The group did send out an email to candidates Donna Milo and Michelle Niemeyer -- first reported by the Political Cortadito blog -- informing them of the board's decision to back Callahan, Sosa acknowledged. But the group later told the candidates it was not going to formally and publicly back anyone in the race.

"We had a board meeting. We did decide to endorse Kate," Sosa said. "What occurs at a board meeting doesn't have anything to do with a public endorsement."

Callahan's campaign consultant, Vanessa Brito, sits on Unity Coalition's board. Sosa and Brito said Brito recused herself from meeting with the Miami commission candidates and reviewing their questionnaires.

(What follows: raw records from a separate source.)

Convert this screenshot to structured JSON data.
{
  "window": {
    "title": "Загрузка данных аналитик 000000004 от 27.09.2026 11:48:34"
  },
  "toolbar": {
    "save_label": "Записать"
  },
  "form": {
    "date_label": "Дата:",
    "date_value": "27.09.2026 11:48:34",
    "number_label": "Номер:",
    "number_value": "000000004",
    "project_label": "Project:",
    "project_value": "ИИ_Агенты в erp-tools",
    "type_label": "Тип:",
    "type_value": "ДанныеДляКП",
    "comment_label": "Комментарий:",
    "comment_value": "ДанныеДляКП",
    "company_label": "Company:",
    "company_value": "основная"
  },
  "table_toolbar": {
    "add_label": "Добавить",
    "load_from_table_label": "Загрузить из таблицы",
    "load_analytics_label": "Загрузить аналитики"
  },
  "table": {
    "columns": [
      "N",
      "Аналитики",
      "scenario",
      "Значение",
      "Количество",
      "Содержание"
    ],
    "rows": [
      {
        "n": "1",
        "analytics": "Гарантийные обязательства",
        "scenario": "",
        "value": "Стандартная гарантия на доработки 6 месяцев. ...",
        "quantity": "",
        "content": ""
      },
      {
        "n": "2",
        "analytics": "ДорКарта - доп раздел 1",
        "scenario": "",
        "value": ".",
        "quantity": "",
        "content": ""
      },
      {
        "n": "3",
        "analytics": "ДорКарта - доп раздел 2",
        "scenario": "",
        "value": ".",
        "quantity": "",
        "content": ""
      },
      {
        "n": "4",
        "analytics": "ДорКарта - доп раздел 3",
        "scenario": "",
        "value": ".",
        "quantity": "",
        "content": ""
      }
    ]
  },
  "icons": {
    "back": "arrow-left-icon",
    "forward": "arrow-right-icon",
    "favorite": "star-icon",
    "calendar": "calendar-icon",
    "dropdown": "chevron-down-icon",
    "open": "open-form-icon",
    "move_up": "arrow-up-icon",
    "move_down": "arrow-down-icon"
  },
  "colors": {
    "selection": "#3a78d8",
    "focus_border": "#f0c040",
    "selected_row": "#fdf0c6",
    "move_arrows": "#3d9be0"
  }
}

The group did not meet with candidates Williams Armbrister and incumbent Commissioner Marc Sarnoff.

Despite Brito's recusal, Sosa said the board ultimately decided it did not want to appear like the group had any conflicts with backing Callahan. "We felt that regardless of whoever we endorsed or whoever we chose there was always going to be this question," he said.

"They did endorse Kate," countered Emiliano Antunez, Milo's campaign consultant. "After all hell broke loose...it was rescinded." Sosa says that since the endorsement was never publicly announced, there was never anything to rescind.

The flier says it was paid for Miamians for Honest and Responsible Government, an electioneering group run by a friend of Milo's. Milo has acknowledged that the group created anti-Sarnoff ads.

Unity Coalition asks candidates questions about issues important to Hispanics and members of the LGBT community, including gay marriage, gay adoption and immigration.

Building the biggest casino in the world? That's the point

Can Miami handle the biggest casino in the world?

That was the question raised Wednesday as local leaders pored over a bill designed to bring three large casino resorts to South Florida, including one by Malaysia’s Genting Group. Genting is the only developer to detail its plans for the Sunshine State, proposing a $3.8 billion waterfront resort that will be larger than any hotel on the Las Vegas Strip and contain four times as much gambling space.

“When you look at the enormous size and scope of some of these projects, it just doesn’t make sense,’’ Phil Goldfarb, president of Fontainebleau Miami Beach, told Miami-Dade commissioners at a hearing on gambling Wednesday. “We’re most concerned about existing businesses.”

The massive scale of Genting’s proposed Resorts World Miami energizes both sides of the gambling debate in South Florida.

Critics see the urban resort scrambling downtown Miami’s ongoing revival and stealing customers from hotels and restaurants from nearby neighborhoods and Miami Beach. Supporters point to tens of thousands of construction jobs needed to build something so large, and the tens of millions in tourist dollars it would generate once open. Story here.

October 26, 2011

Reconsideration alert: Connie Mack to enter US Senate race

Florida Congressman Connie Mack is planning to enter the Republican race for U.S. Senate, adding a big name to a contest that has lacked drama for months.

"Connie Mack is running for the U.S. Senate. He is making calls. He is assembling a team. And he will have more to announce about the run in the weeks ahead," said David James, a senior adviser.

Mack, R-Fort Myers, declined to enter the race this spring when two of his former colleagues from the Florida House, Adam Hasner and Mike Haridopolos, were running. But Haridopolos dropped out earlier this summer.

But this could be a tough race for Mack, who could be perceived as too moderate -- especially when it comes to immigration -- in a Republican primary.

Alberto Martinez, a Hasner adviser, said this via Twitter: "Game on."

Full story here